In the early 1960s, the name "BUR" stopped appearing on plates. The new plate design included the poundage but nothing more. This allowed for greater manufacturing standardization and helped keep costs (and prices) down. The name "BUR" continued to be stamped on the barbell collars until all production ended.
The BUR Numbering System
Another factor that distinguished BUR Barbell from other barbell manufacturers was the use of the BUR numbering system. From the late 1930s until the early 1960s, every BUR weight plate had a separate number - besides poundage - stamped into it. These numbers were meant to work with an exercise record keeping system designed by Dave Hall. Even some of the plates that BUR manufactured for other barbell companies had these numbers stamped into them.
|No.0||1-1/4 lbs. (BUR-BEL only)|
|No.6||50 lbs. (BUR-BEL only)|
The BUR numbering system was discontinued in the 1960s.
Corporate publications and advertising
From August 1939, until January 1940, the BUR Barbell Company published, “The Barbell.” This was a four-page newsletter written and edited by Dave Hall and Mark Berry (who was listed as “Head Physical Trainer for the BUR Barbell Company" at the time).
All other publications from the BUR Barbell Company came in the form of advertisements, articles in magazines produced by others, and letters to prospective customers.
Starting around 1941 – with time off for the War – and resuming in early 1946, Bur Barbell began advertising in Popular Science magazine and Popular Mechanics magazine. This practice continued until 1964.
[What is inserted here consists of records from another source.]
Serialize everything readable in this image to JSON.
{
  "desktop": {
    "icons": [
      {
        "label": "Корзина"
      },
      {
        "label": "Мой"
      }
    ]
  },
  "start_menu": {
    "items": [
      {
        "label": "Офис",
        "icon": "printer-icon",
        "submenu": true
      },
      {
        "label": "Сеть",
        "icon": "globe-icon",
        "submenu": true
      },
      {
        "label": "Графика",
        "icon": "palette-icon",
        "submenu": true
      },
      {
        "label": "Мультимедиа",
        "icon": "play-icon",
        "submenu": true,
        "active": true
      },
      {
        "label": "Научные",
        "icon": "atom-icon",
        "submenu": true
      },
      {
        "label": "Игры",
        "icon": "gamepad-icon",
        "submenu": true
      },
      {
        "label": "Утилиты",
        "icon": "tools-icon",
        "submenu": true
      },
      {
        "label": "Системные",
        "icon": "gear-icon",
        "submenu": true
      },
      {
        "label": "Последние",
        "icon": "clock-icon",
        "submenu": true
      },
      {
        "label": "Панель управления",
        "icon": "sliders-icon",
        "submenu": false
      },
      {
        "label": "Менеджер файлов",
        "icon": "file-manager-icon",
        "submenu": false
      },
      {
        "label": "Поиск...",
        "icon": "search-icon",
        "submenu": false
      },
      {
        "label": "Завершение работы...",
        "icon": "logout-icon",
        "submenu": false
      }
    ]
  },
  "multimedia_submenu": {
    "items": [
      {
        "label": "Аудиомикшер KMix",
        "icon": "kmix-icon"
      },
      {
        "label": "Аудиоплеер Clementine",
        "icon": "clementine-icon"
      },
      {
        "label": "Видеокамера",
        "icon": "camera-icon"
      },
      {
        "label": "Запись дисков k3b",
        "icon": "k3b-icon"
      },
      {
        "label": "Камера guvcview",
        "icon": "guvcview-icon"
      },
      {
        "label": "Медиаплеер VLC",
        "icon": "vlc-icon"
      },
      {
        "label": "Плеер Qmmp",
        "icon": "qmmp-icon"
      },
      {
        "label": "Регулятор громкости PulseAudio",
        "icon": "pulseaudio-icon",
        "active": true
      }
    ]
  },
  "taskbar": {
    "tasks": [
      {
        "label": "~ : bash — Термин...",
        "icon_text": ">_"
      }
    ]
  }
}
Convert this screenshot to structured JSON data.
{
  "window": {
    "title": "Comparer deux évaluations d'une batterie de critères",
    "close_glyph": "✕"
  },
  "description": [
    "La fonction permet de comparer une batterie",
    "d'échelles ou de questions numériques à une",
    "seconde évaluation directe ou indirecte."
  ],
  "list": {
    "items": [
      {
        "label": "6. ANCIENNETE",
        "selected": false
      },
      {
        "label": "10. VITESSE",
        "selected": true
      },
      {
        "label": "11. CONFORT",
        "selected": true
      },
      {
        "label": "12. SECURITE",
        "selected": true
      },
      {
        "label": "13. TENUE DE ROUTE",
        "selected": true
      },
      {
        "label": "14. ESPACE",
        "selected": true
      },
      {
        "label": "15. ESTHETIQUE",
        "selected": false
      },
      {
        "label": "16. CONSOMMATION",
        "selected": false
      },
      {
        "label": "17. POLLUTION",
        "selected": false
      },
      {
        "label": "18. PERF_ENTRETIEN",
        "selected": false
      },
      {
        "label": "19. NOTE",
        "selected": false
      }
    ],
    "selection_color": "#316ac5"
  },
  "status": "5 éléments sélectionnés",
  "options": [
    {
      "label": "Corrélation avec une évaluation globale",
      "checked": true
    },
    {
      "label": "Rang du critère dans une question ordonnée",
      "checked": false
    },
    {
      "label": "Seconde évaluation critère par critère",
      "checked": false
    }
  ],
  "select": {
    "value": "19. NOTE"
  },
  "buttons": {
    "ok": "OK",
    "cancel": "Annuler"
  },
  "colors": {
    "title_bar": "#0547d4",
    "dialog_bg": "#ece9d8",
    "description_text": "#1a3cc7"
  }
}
The End of the BUR Barbell Company
In 1966, Dave Hall, the driving force behind the BUR Barbell Company, died at the age of 58. Although there was some speculation that the company would continue to operate under the management of other family members, there is no evidence that this ever came to be. The BUR Lyndhurst facility was shuttered between 1966 and 1967. The 3-acre property went unoccupied for the next several years. In the 1970s it was sold to a non-manufacturing concern and the BUR Barbell factory was torn down.
There is anecdotal evidence (based on observation) that the BUR-BEL plate and BUR collar patterns were eventually sold to the Roberts Barbell Company of Pennsylvania and were used to produce barbell sets until the early 1970s.
- "Barbell Game Loses One of Its Finest Men in Death of Dave Hall", Dan Lurie, Muscle Training Magazine, November 1966. Page 31.
- Popular Mechanics, June 1941, p.33A
- Popular Science, October 1949, p.34
- "The BUR 140 - A Better Way to Keep Fit" Brochure from the mid-1950s.
- Personal anecdote conveyed to author.
- BUR Barbell Price List Number 5, June 1948.
- "From a 1938 BUR Barbell Company Catalog.
- Popular Mechanics, September 1948, p.52
- Popular Science, October 1956, p.50
- Popular Science, January 1964, p.30
- From a 1938 BUR Barbell Advertisement.
- "BUR Barbells Builds Bodies Best" 1950s Advertisement
- "The BUR 140-Pound Barbell-Dumbbell Set" Advertisement from mid-1950s
- The Popular Science Monthly, Volume 184, 1964, p.52
- From a mid-1950s BUR Barbell Mailer.
- "BUR'S SENSATIONAL NEW EXERCISE STAND" Brochure from the mid-1950s.
- Various BUR brochures from 1953 to the mid-1960s.
- From a 1960s era BUR Barbell brochure.
- "The Barbell", A publication of the BUR Barbell Company, Dave Hall, 1939.
- "A Briefly Annotated Bibliography of English Language Serial Publications in the Field of Physical Culture", Jan Todd, Joe Roark, and Terry Todd, Iron Game History, March 1991, Volumes 4&5-single issue. Page 31.
- There is no record of advertisements from July 1941 to April 1946.
- The first Popular Science ad appeared in June 1941 and the last appeared in February 1964.